When the organization began about 10 years ago, Adams and Bill Krugler, JobsWork’s founding president and now board chair, realized that it wasn’t about finding Members jobs, but helping them keep them, as many of their Members were impacted by decades of trauma. 

In response, JobsWork collaborated with Dr. Mark Fossie of WestCare Wisconsin, Tim Grove of Wellpoint Care Network and professor James “Dimitri” Topitzes of University of Wisconsin-Milwaukee to provide tools to Members dealing with trauma so they could learn to identify the problem, self-regulate and eventually, heal.

Some Members meet one-on-one with Fossie, but all are welcome to attend the Circles of Support, where they talk about what’s going on in their lives. 

“It takes incremental things to build trust,” Adams said. “We’re continually building trust by answering the phone, by hearing a person and meeting them where they are. We talk about where grace and accountability intersect. Sometimes we have to tough love it, but it’s always with a big spoonful of love. That’s how we build trust, it’s no real big secret, it’s just incrementally doing what you say you’re going to do.”  

JobsWork’s team receives similar training to work through the vicarious trauma as well as their own trauma.

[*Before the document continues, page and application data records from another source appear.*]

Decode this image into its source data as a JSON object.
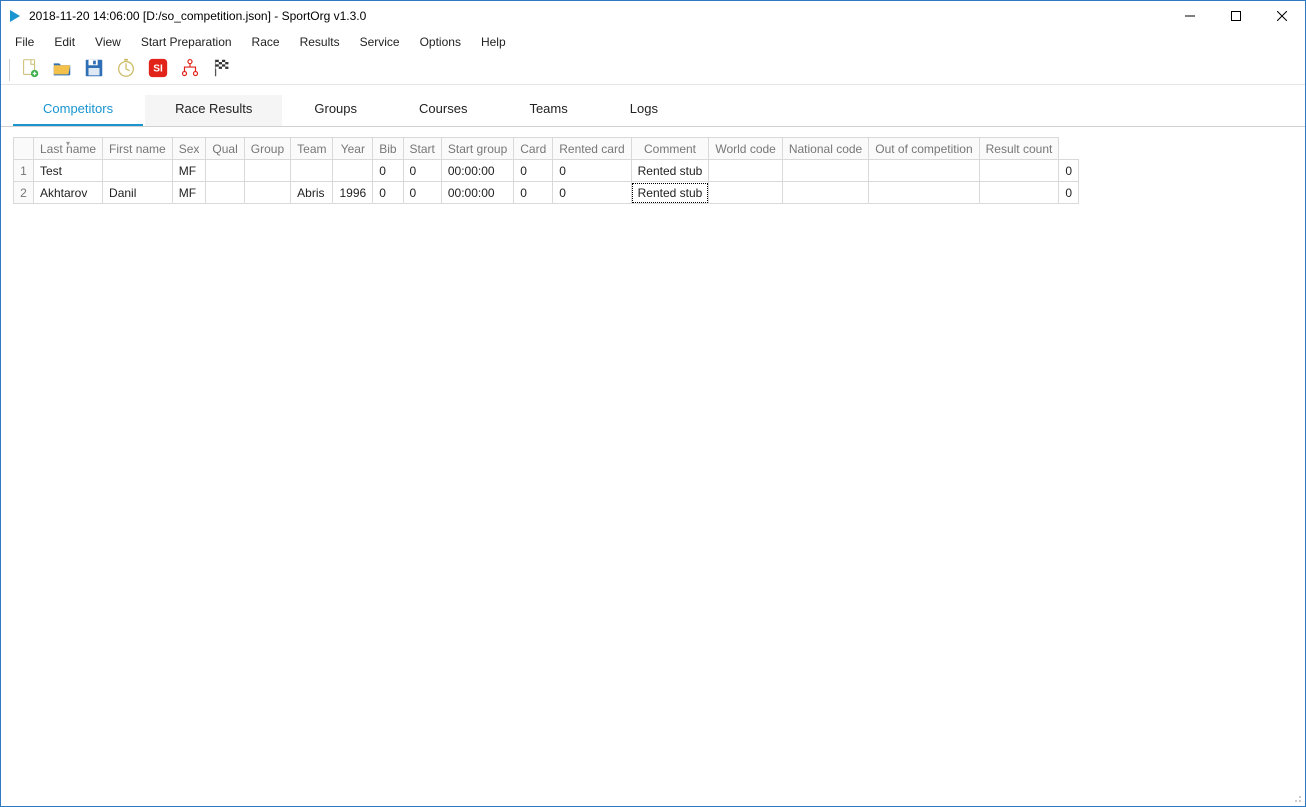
{
  "window": {
    "title": "2018-11-20 14:06:00 [D:/so_competition.json] - SportOrg v1.3.0"
  },
  "menu": {
    "items": [
      "File",
      "Edit",
      "View",
      "Start Preparation",
      "Race",
      "Results",
      "Service",
      "Options",
      "Help"
    ]
  },
  "toolbar": {
    "buttons": [
      {
        "name": "new-file-icon"
      },
      {
        "name": "open-file-icon"
      },
      {
        "name": "save-file-icon"
      },
      {
        "name": "timer-icon"
      },
      {
        "name": "sportident-icon"
      },
      {
        "name": "hierarchy-icon"
      },
      {
        "name": "finish-flag-icon"
      }
    ]
  },
  "tabs": {
    "items": [
      "Competitors",
      "Race Results",
      "Groups",
      "Courses",
      "Teams",
      "Logs"
    ],
    "active_index": 0
  },
  "table": {
    "columns": [
      "Last name",
      "First name",
      "Sex",
      "Qual",
      "Group",
      "Team",
      "Year",
      "Bib",
      "Start",
      "Start group",
      "Card",
      "Rented card",
      "Comment",
      "World code",
      "National code",
      "Out of competition",
      "Result count"
    ],
    "sorted_column_index": 0,
    "rows": [
      {
        "num": "1",
        "last": "Test",
        "first": "",
        "sex": "MF",
        "qual": "",
        "group": "",
        "team": "",
        "year": "",
        "bib": "0",
        "bib2": "0",
        "start": "00:00:00",
        "startgroup": "0",
        "card": "",
        "rented_card_num": "0",
        "rented": "Rented stub",
        "comment": "",
        "world": "",
        "national": "",
        "outcomp": "",
        "resultcount": "0"
      },
      {
        "num": "2",
        "last": "Akhtarov",
        "first": "Danil",
        "sex": "MF",
        "qual": "",
        "group": "",
        "team": "Abris",
        "year": "1996",
        "bib": "0",
        "bib2": "0",
        "start": "00:00:00",
        "startgroup": "0",
        "card": "",
        "rented_card_num": "0",
        "rented": "Rented stub",
        "comment": "",
        "world": "",
        "national": "",
        "outcomp": "",
        "resultcount": "0"
      }
    ],
    "focused_cell": {
      "row": 1,
      "col": "rented"
    }
  }
}
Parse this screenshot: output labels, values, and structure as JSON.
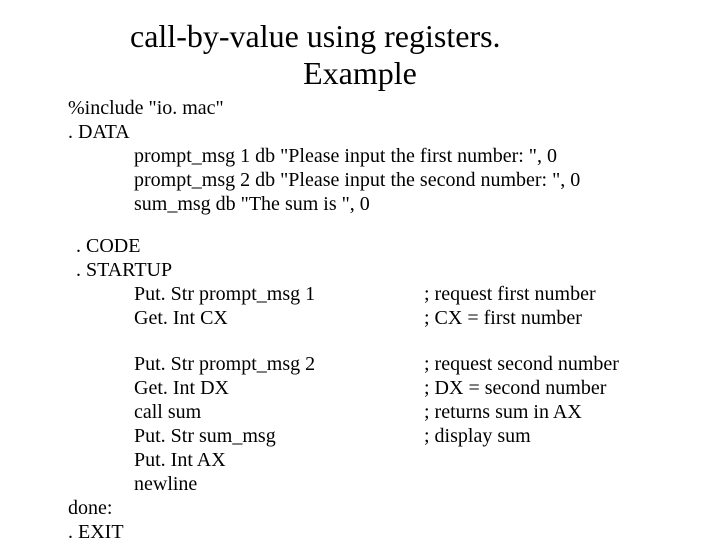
{
  "title": {
    "line1": "call-by-value using registers.",
    "line2": "Example"
  },
  "include_line": "%include \"io. mac\"",
  "data_label": ". DATA",
  "data_decl": {
    "l1": "prompt_msg 1 db \"Please input the first number: \", 0",
    "l2": "prompt_msg 2 db \"Please input the second number: \", 0",
    "l3": "sum_msg db \"The sum is \", 0"
  },
  "code_label": ". CODE",
  "startup_label": ". STARTUP",
  "block1": {
    "l1_left": "Put. Str prompt_msg 1",
    "l1_right": "; request first number",
    "l2_left": " Get. Int CX",
    "l2_right": "; CX = first number"
  },
  "block2": {
    "l1_left": "Put. Str prompt_msg 2",
    "l1_right": "; request second number",
    "l2_left": "Get. Int DX",
    "l2_right": "; DX = second number",
    "l3_left": "call sum",
    "l3_right": "; returns sum in AX",
    "l4_left": "Put. Str sum_msg",
    "l4_right": "; display sum",
    "l5_left": "Put. Int AX",
    "l6_left": "newline"
  },
  "done_label": "done:",
  "exit_label": ". EXIT"
}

And like it does with its Members, JobsWork takes it one step further and works with employers too, helping them recognize when an employee is experiencing trauma and the role they play. 

For example, during the COVID-19 pandemic, buses limited the number of riders, which caused people to be late to work and risk penalization.

“The employers hadn’t adjusted yet, so people were being charged for being late,” Adams said. “So, we had to help employers understand and that was a really good thing because we opened a lot of employers’ eyes about how to best treat someone in those times.”   

Success is relative

At JobsWork, success looks different for everyone and isn’t limited to one single thing. For some, it’s finding employment and earning promotions, for others it’s overcoming addiction, affording a place to live and so on. 

“People think that when life happens you just get up and keep walking. Sometimes when you fall, it takes a decade plus to get back on your feet,” Adams said. 

As for Crain, she’s working as housekeeper for Froedtert Hospitals, living in her own space, rebuilding her relationship with God and most importantly, she’s healing. 

“It turned out to be a really good program,” Crain said. “It made me want to come every day, just to get more information on how I can make myself better. I learned a lot and I’m still learning.”